We met two cross country skiers on top who were having a great day out as we were but they seemed to go faster down hill than us for some reason!! We moved on towards Harter Fell over the snow and I looked across to the starting peaks of the horseshoe over the frozen ground. The sky was starting to haze over by now, 3 ish, and the temperature dropped accordingly, still not time for gloves or hat though.

Photobucket

Photobucket

Once again we descended alot to get onto Nan Beigt Pass which led onto The climb to Harter Fell. The only dodgy bit of ground we came across was on this descent with the path frozen solid and full of sheet ice. Micky slid perilously close to the edge so we decided to find grass to walk on instead. So far the snow had been fine to walk on, grippy underfoot and only a few slips but we made it safely to the low point with bus stop shelter all the same.

Photobucket

The climb was deceptively steep, almost vertical in places but once again the snow helped by making steps to climb up, I bet it was easier that during the Summer on this section. We all reached the summit and had a 5 minute rest.

Photobucket

Photobucket

After the break the next Wainwright to tackle was Kentmere Pike, just a stroll scross a shallow dip and raise to get there but again there were no real drop offs to allow the snow to escape and the drifts were 4ft deep along the fence we followed to Kentmere Pike with some very deep sections for us to cross. With tired legs now this was slow going again.

Photobucket

Photobucket

As we descended we broke the snow line again and came across a little boggy ground before hitting the farmer’s track back to the road. Views back across the whole route were less brightly lit than before with the cloud coming over from the sea and the temperature dropped off causing the first use of the gloves for the day. My new beanie got an airing too !!

The road back to the church was only about a mile and so we were back to the church in no time, tired but very satisfied with our day’s outing.

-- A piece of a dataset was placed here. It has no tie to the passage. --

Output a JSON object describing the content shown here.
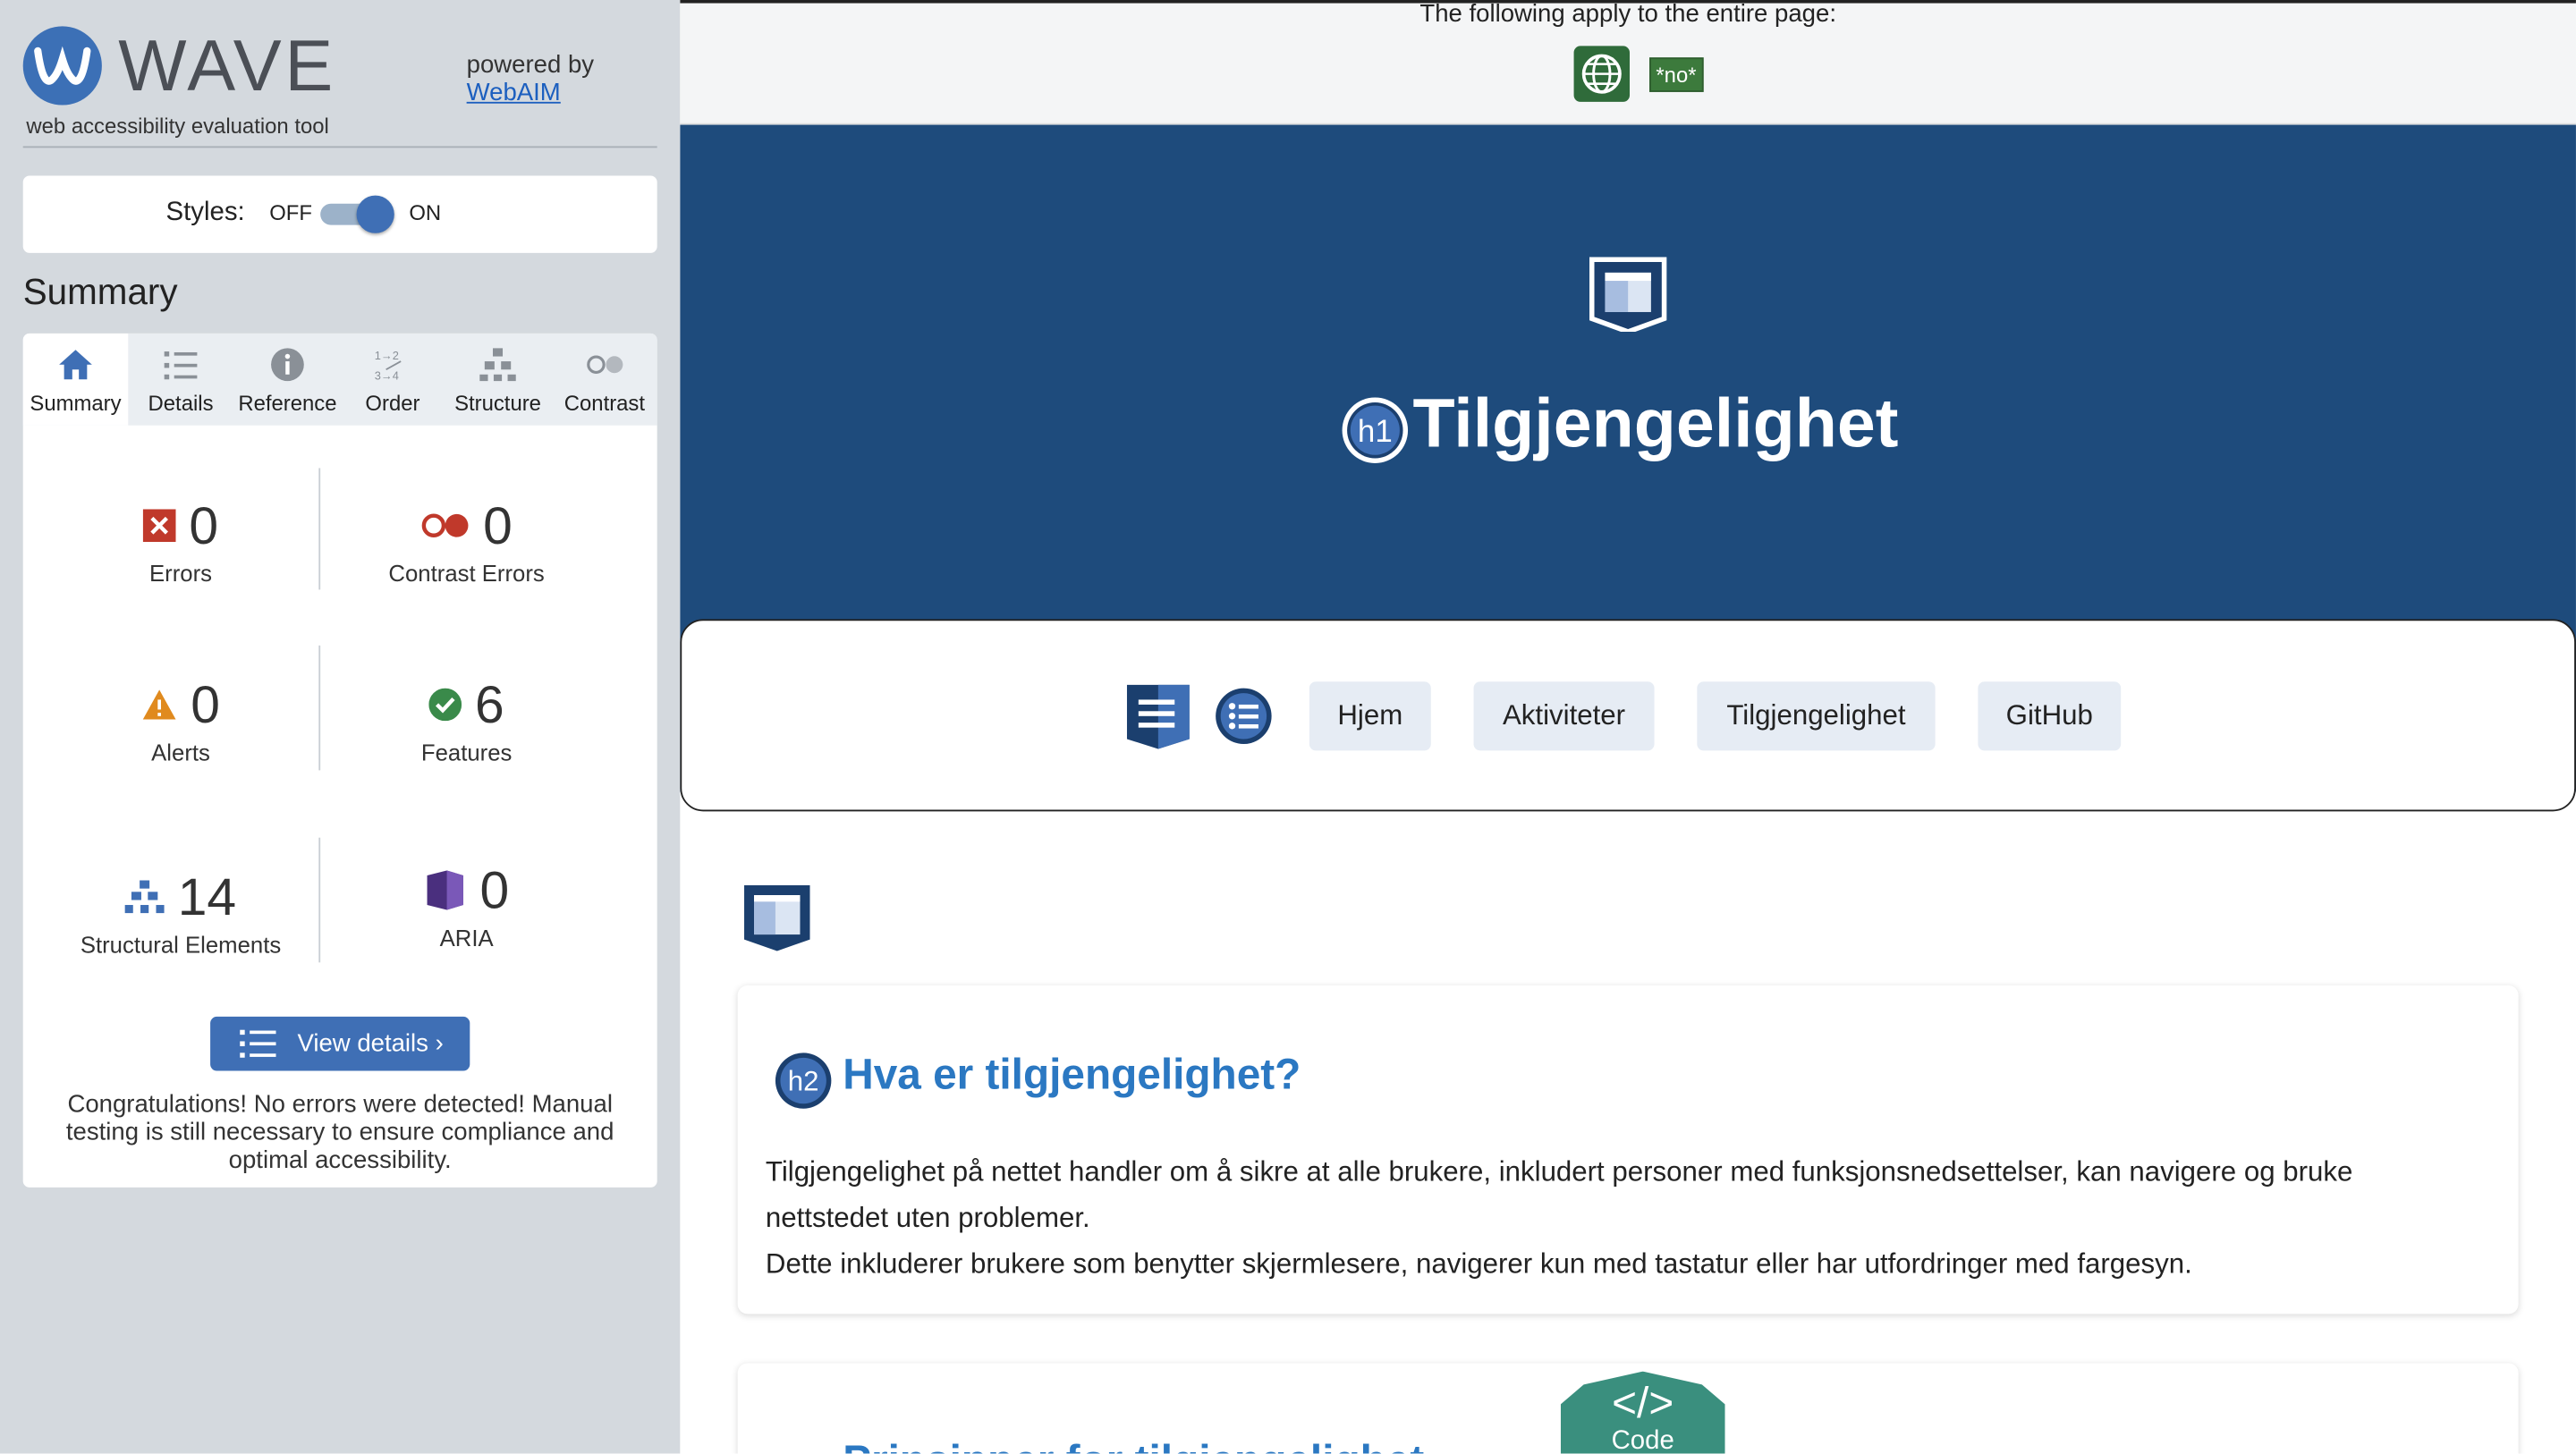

This has to go down in my books as the best day in the Lakes bar none and the views will stay with me for a long time to come if not forever.

Home for beer and football on the telly !!

No comments:

Post a Comment